The beginning of mulberries in Gupondoro.
It was Idul Fitri holidays, June 2017. This most festive of Indonesian holidays is celebrated after a month of fasting called Ramadhan. I was living with my husband Oky Kusprianto in a beautiful house he designed himself. He named it Gupondoro which means Home of Pigeons. Gupondoro was located in the middle of a village in Lembang, is a highland area to the west of Bandung city. Lembang is known for its forests, proximity to volcanoes, and cool weather.
Lembang is also a top tourist destination during holidays. With largely underdeveloped small mountain roads, this meant serious traffic jam. Of the horrific type where you are stuck for hours. Since neither Oky nor I wanted to get caught in tourist traffic, we planned to stay home for the week. Oky caught up on his designs while I practiced piano for an upcoming chamber music festival in New Hampshire, USA.
One particular day after an intense practice session, I gave myself a break by looking around our backyard.
“Huh!” I thought to myself. “There are berries in those trees!” I called to Oky, who was drawing as usual.
“Oky, did you plant those trees?”
“What trees?” He asked. I pointed impatiently at the blooming trees in our backyard.
“I didn’t plant any thing there… did YOU plant those trees?” He turned to me. I laughed.
“Are you serious? I‘m on the piano all the time. I have to take care of my hands and fingers.” I replied. As a professional pianist, I was always worrying about my hands because even the smallest cut or blister made it awkward to play. Of course later the joke was on me because I retired from performing and grew to love gardening.
Oky asked our housemate Ari, who lived on the bottom floor. Ari didn’t know about the trees either. This confirmed it to be quite a mysterious case indeed. After extensive research via our gardener, Oky discovered that the trees were planted by a village farmer who owed money to a local mafia. The berries from the trees were to be a form of payment.
This was an interesting predicament, because those trees were planted on our land.
“The fruit tastes really good. I sometimes take some and my wife makes it into jam,” our gardener whispered to us.
The situation kept getting weirder and weirder, albeit in a comical sort of way. I decided to go along with it.
“Can I try the jam?” I asked our gardener. He nodded.
“I’ll pick secretly before they notice and bring some jam here.”
“Ok. Thank you!” I said. “Make sure you don’t get caught…”
The next day his wife brought over some incredibly delicious mulberry jam.
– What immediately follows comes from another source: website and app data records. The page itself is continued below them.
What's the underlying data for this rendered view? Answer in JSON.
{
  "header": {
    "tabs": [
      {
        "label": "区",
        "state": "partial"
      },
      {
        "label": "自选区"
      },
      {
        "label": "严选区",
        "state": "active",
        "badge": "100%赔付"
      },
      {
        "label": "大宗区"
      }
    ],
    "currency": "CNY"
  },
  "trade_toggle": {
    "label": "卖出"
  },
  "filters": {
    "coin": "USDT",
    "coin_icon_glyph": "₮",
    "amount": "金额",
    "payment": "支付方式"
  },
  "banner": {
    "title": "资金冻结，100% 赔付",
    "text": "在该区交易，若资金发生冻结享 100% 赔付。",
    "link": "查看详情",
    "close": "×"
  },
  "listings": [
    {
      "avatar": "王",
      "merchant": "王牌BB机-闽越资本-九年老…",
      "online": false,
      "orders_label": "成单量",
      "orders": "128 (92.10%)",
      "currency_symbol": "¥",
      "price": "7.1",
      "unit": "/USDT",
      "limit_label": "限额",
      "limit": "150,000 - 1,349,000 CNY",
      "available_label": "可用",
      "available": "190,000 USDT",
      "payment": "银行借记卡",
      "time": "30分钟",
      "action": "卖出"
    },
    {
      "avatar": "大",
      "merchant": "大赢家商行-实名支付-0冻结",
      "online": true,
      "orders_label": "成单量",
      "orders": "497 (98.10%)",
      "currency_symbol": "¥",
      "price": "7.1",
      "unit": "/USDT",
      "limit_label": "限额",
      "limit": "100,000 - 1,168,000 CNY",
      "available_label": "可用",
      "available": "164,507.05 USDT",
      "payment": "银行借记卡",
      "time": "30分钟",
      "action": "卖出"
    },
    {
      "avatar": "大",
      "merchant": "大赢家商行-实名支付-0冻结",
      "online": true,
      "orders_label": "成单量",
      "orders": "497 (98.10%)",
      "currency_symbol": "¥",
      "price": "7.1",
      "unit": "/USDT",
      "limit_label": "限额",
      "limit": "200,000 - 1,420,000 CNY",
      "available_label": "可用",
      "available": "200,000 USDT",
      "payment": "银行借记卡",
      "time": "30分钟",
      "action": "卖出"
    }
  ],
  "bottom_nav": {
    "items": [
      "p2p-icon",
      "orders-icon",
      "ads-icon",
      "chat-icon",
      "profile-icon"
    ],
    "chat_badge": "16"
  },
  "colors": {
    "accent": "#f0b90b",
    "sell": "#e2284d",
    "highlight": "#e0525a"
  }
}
I tasted a spoon and fell in love. I knew it was worthy to be sold. Oky proceeded by settling off the farmer’s debt to the mafia. He also bought the grown trees so they formally belonged to us. We then asked our gardener to plant more mulberries in Gupondoro.
Since that time both Oky and the gardener’s wife have died, but I decided to continue with the trees and the jam. It was a way for me to keep feeling connected to him, while making some money on the side. Mulberries in Gupondoro bloom twice a year, and if you are in Bandung you will be lucky enough to taste it.
August 2020. Click here to visit Gupondoro in Lembang, Bandung (Indonesia).
Read more on my first impressions about Gupondoro in this post.